Cleaning House: New Jersey Enacts Building Service Worker Retention Law
August 2, 2023 | By: Romie Michel, Esq.
On July 24, 2023, Governor Phil Murphy signed into law Assembly Bill 4682/Senate Bill 2389 protecting non-managerial and non-professional service workers, who work at eligible locations, from sudden and unexpected loss of employment due to changes in ownership. New Jersey’s new law is the second of its kind in the United States.
Service Worker Defined
Under the new law, service employees are defined as non-managerial or non-professional employees who have been working on a full-time or part-time basis for at least 60 days and are regularly scheduled to work at least 16 hours per week.
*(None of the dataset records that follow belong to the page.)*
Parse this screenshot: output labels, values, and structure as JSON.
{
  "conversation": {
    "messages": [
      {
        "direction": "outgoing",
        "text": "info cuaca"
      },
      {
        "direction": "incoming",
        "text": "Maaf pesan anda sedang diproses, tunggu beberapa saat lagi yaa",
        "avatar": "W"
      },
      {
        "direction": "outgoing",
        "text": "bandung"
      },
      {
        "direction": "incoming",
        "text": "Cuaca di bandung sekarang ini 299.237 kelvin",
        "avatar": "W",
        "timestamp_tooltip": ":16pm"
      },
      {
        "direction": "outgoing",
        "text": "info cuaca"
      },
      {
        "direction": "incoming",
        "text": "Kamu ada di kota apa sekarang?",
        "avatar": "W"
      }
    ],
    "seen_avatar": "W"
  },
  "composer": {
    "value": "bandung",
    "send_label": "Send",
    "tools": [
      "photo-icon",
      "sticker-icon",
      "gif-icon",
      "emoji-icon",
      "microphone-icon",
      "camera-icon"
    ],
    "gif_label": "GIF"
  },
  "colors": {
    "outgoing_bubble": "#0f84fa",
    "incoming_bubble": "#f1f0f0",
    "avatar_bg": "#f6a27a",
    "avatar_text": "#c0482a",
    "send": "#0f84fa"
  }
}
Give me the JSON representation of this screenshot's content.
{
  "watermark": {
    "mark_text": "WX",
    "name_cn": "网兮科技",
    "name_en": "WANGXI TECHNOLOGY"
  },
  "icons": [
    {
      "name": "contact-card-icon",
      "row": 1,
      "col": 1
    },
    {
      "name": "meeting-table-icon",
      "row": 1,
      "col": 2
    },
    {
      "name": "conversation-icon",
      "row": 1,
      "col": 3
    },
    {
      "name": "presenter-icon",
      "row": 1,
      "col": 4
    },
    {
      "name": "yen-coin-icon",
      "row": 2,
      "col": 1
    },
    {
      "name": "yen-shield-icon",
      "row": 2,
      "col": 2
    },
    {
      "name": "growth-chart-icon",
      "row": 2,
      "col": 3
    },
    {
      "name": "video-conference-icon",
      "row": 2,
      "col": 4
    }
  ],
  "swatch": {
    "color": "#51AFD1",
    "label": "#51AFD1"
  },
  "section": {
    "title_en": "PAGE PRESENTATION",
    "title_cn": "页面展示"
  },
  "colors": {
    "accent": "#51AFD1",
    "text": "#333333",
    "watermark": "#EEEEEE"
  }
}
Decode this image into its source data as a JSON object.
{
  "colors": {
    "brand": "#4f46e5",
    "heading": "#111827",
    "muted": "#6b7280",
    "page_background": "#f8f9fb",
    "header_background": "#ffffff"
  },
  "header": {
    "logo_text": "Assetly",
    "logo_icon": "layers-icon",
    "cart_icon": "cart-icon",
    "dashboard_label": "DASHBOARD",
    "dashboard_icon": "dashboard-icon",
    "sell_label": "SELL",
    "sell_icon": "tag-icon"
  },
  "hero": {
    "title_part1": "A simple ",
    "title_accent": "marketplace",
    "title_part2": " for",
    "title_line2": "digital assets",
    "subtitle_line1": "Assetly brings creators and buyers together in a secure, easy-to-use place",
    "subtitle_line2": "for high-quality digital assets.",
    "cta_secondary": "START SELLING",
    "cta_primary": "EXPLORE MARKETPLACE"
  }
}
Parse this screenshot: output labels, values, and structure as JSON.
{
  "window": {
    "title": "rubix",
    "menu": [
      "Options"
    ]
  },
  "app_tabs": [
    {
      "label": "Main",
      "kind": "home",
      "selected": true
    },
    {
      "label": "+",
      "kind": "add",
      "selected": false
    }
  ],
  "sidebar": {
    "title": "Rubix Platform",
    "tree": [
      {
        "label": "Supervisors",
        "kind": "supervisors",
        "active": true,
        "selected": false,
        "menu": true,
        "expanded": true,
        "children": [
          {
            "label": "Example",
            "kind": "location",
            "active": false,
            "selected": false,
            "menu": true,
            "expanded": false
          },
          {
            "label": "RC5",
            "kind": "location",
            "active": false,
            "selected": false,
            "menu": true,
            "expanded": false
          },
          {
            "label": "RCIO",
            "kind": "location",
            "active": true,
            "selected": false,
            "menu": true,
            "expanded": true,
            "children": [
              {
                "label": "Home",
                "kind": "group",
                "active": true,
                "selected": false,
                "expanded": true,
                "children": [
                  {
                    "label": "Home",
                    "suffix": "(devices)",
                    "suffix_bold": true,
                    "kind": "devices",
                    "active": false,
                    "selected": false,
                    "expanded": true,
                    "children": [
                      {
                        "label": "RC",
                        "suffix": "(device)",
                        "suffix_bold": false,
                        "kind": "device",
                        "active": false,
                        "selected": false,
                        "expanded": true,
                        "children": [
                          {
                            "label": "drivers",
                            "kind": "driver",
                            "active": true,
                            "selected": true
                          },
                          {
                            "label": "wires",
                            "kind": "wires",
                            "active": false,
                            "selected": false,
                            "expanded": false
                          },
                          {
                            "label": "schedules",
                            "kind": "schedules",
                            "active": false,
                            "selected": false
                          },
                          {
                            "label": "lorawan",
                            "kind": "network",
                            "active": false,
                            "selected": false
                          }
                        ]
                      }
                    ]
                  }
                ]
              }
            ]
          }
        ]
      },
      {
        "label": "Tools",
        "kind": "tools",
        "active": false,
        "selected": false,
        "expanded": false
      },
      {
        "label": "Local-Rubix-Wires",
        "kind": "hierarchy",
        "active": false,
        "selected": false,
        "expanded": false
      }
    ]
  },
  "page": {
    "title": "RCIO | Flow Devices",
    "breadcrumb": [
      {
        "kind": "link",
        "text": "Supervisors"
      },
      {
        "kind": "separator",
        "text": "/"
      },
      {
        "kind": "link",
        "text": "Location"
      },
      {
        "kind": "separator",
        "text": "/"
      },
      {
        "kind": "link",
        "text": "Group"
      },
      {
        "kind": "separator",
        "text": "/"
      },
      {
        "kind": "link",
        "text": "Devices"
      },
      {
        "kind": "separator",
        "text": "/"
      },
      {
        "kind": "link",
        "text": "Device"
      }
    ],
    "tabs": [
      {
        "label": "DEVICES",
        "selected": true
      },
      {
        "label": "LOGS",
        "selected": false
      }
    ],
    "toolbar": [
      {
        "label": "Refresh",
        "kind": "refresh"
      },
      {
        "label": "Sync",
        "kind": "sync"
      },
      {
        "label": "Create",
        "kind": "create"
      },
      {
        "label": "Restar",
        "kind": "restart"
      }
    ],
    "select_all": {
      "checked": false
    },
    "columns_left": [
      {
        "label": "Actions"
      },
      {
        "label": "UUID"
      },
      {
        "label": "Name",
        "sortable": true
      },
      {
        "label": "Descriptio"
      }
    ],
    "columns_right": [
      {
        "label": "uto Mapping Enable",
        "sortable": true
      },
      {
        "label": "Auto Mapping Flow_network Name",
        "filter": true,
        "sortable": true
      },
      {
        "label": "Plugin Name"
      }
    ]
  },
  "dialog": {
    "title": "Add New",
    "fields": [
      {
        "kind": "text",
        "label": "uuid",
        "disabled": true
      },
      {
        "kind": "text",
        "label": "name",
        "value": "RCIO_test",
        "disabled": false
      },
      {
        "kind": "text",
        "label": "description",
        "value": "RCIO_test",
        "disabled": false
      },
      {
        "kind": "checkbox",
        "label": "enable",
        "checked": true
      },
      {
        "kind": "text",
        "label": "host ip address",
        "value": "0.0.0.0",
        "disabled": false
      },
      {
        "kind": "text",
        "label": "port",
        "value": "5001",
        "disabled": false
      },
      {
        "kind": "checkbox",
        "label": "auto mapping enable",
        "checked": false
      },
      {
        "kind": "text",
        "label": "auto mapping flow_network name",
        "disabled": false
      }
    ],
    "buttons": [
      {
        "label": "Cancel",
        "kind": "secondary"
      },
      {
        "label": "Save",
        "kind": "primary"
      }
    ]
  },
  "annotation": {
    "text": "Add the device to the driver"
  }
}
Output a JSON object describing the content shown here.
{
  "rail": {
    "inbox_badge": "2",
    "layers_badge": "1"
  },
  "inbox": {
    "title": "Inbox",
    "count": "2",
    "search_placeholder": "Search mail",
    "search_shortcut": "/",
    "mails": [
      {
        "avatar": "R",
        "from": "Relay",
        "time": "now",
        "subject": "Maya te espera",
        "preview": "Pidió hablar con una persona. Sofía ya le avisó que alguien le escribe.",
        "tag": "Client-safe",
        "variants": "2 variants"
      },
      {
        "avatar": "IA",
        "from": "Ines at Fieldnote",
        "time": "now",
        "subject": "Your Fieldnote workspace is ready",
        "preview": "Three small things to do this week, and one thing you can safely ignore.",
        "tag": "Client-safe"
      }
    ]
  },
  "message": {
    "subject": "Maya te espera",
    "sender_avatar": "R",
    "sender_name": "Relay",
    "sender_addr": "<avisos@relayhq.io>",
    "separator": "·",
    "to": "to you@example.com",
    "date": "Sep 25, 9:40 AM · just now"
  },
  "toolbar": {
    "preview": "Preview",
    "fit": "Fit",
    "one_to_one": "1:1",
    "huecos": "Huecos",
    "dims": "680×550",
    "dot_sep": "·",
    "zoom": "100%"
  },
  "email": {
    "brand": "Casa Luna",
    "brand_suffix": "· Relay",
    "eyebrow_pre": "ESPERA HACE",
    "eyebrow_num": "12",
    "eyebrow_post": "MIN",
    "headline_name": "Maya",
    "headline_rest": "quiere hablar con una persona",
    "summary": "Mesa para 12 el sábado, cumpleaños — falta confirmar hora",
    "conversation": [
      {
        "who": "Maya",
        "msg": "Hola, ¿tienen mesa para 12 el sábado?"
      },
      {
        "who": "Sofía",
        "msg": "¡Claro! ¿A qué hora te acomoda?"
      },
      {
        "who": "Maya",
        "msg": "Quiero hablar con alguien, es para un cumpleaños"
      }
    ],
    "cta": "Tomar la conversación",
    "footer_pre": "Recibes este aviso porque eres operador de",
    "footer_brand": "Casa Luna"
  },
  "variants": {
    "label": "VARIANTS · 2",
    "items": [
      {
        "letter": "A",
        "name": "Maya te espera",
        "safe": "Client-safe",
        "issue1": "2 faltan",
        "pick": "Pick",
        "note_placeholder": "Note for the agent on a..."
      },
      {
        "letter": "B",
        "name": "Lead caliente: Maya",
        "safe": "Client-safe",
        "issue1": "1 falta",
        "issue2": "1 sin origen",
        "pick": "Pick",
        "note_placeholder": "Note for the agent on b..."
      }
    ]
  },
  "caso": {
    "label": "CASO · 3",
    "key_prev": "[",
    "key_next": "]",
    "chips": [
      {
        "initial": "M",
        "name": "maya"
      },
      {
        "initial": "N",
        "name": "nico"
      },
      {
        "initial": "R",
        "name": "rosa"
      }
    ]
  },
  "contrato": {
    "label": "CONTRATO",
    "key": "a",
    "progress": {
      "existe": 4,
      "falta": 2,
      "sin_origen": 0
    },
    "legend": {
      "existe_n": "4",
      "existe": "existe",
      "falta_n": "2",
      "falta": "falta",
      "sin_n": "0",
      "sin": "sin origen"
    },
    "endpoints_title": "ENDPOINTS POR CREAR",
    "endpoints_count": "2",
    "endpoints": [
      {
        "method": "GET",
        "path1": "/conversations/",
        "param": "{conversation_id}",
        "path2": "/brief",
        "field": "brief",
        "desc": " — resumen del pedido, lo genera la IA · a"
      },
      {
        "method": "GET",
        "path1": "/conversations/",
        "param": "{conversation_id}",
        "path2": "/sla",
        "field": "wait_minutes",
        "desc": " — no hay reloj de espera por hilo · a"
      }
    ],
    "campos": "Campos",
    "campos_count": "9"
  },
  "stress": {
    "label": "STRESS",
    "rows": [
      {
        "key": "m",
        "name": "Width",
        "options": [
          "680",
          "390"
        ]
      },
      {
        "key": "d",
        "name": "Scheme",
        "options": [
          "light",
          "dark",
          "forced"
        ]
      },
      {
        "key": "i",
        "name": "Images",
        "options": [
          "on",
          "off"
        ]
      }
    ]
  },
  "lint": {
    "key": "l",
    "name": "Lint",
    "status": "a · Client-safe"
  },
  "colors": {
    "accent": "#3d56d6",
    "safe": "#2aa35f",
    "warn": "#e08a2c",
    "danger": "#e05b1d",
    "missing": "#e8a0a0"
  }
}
These service workers must work in connection with the following: (1) the care or maintenance of a building or property; (2) passenger related security services, cargo related and ramp services, in-terminal and passenger handling, and cleaning services at an airport; or (3) food preparation services at a primary or secondary school, or at a tertiary educational institution.
The law applies to locations such as multi-family residential buildings with more than 50 units; large commercial centers and office buildings with more than 100,000 square feet; schools; cultural centers; industrial sites or pharmaceutical labs; airports and train stations; certain hospitals, certain nursing care facilities, certain senior care centers or other health care provider locations; State court; or a warehouses or distribution centers.
Before change in ownership, a current employer must: (1) give 15-day notice to employees and their collective bargaining representative; (2) post a notification at the job site about the change in property ownership; (3) provide the name of the new employer; and (3) provide the new employer with current employee information.
The new employer is required to keep the service worker employed for 60 days or until its service contract is terminated, whichever is earlier. In addition, the new employer may not reduce the service worker’s hours to circumvent the law. However, the new employer can retain less than all the service employees if: (1) fewer service workers are required to perform the work; (2) the new employer retains service workers by seniority; (3) maintains a preferential hiring list of those employees not retained; and (4) hires any additional service employees from the list, in order of seniority until all affected service employees have been offered employment. However, the law does not apply to the new employer if they agree to assume the collective bargaining agreement (CBA) on or before the termination of the service contract, so long as the CBA includes terms and conditions for the discharge or laying off employees.
An employee who has been fired in violation of the law may bring an action in court against the new employer. For the first violation, a fine may be imposed not exceeding $2,500 and, for second and subsequent violations, a fine not exceeding $5,000. The court may also order restitution and injunctive relief.
The Bottom Line
An employer is free to sell their business, however, the new employer will be bound to certain restrictions that protect current employees. If the new employer disregards the above and violates the law, they may be subject to punishment if the employee chooses to exercise their rights.
For more information regarding this legislation and how it impacts your business, please contact Harris S. Freier, Esq., Partner in the firm’s Employment Law & Litigation Practice Group via email here or Dina M. Mastellone, Esq., Chair of the firm’s Human Resources, Counseling & Compliance Practice Group via email here, or call 973-533-0777.
Tags: Genova Burns LLC • Romie Michel • Harris S. Freier • Dina M. Mastellone • Governor Phil Murphy • New Jersey • Employment Law & Litigation • Human Resources Counseling & Compliance • Service Worker